<<<<
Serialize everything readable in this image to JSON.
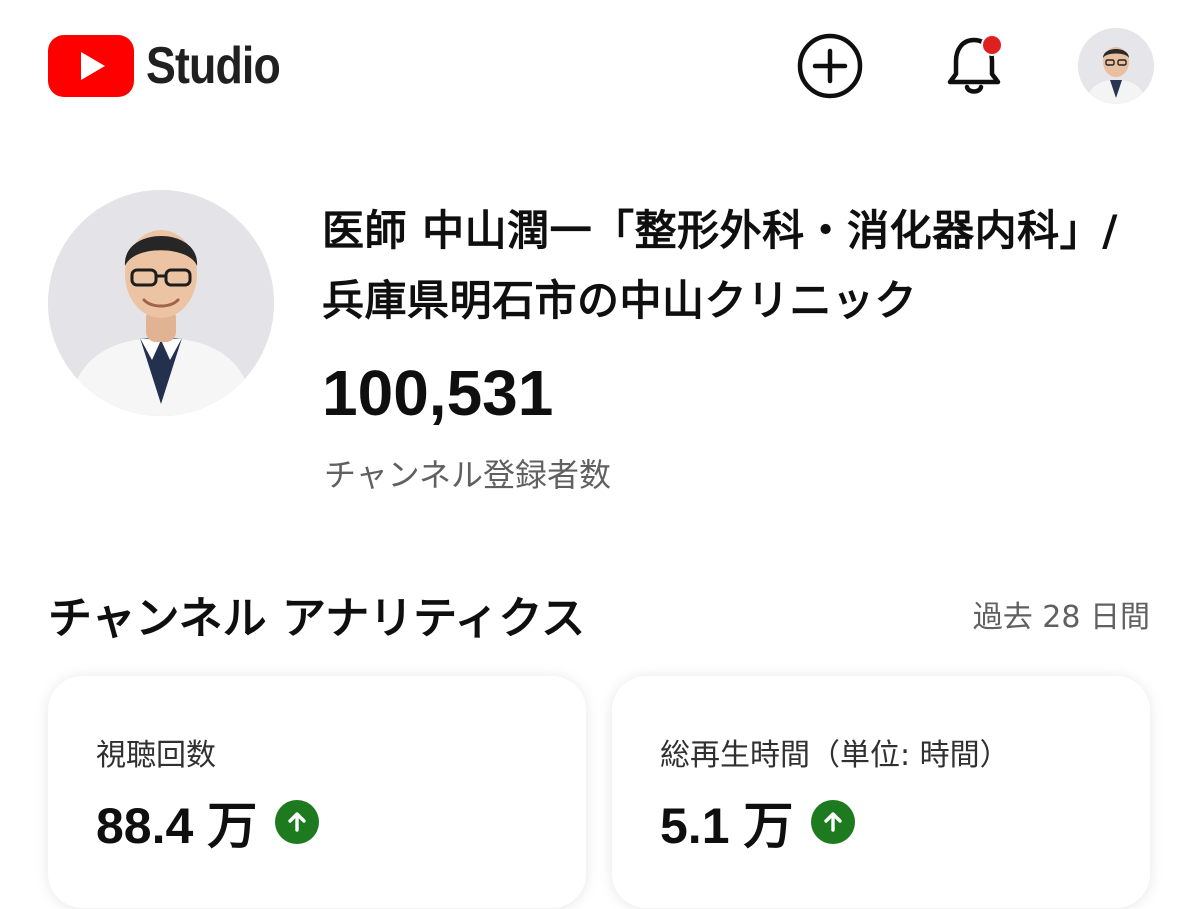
{
  "header": {
    "app_name": "Studio",
    "icons": {
      "logo": "youtube-play-icon",
      "create": "plus-circle-icon",
      "notifications": "bell-icon",
      "account": "avatar"
    },
    "brand_color": "#ff0000",
    "notification_dot_color": "#e02020"
  },
  "channel": {
    "name": "医師 中山潤一「整形外科・消化器内科」/ 兵庫県明石市の中山クリニック",
    "subscriber_count": "100,531",
    "subscriber_label": "チャンネル登録者数"
  },
  "analytics": {
    "title": "チャンネル アナリティクス",
    "period": "過去 28 日間",
    "cards": [
      {
        "label": "視聴回数",
        "value": "88.4 万",
        "trend": "up",
        "trend_icon": "arrow-up-icon"
      },
      {
        "label": "総再生時間（単位: 時間）",
        "value": "5.1 万",
        "trend": "up",
        "trend_icon": "arrow-up-icon"
      }
    ],
    "trend_color": "#1e7a1e"
  }
}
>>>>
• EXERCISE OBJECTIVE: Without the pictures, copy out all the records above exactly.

• RESULT FOR THIS TASK:
Serialize everything readable in this image to JSON.
{
  "header": {
    "app_name": "Studio",
    "icons": {
      "logo": "youtube-play-icon",
      "create": "plus-circle-icon",
      "notifications": "bell-icon",
      "account": "avatar"
    },
    "brand_color": "#ff0000",
    "notification_dot_color": "#e02020"
  },
  "channel": {
    "name": "医師 中山潤一「整形外科・消化器内科」/ 兵庫県明石市の中山クリニック",
    "subscriber_count": "100,531",
    "subscriber_label": "チャンネル登録者数"
  },
  "analytics": {
    "title": "チャンネル アナリティクス",
    "period": "過去 28 日間",
    "cards": [
      {
        "label": "視聴回数",
        "value": "88.4 万",
        "trend": "up",
        "trend_icon": "arrow-up-icon"
      },
      {
        "label": "総再生時間（単位: 時間）",
        "value": "5.1 万",
        "trend": "up",
        "trend_icon": "arrow-up-icon"
      }
    ],
    "trend_color": "#1e7a1e"
  }
}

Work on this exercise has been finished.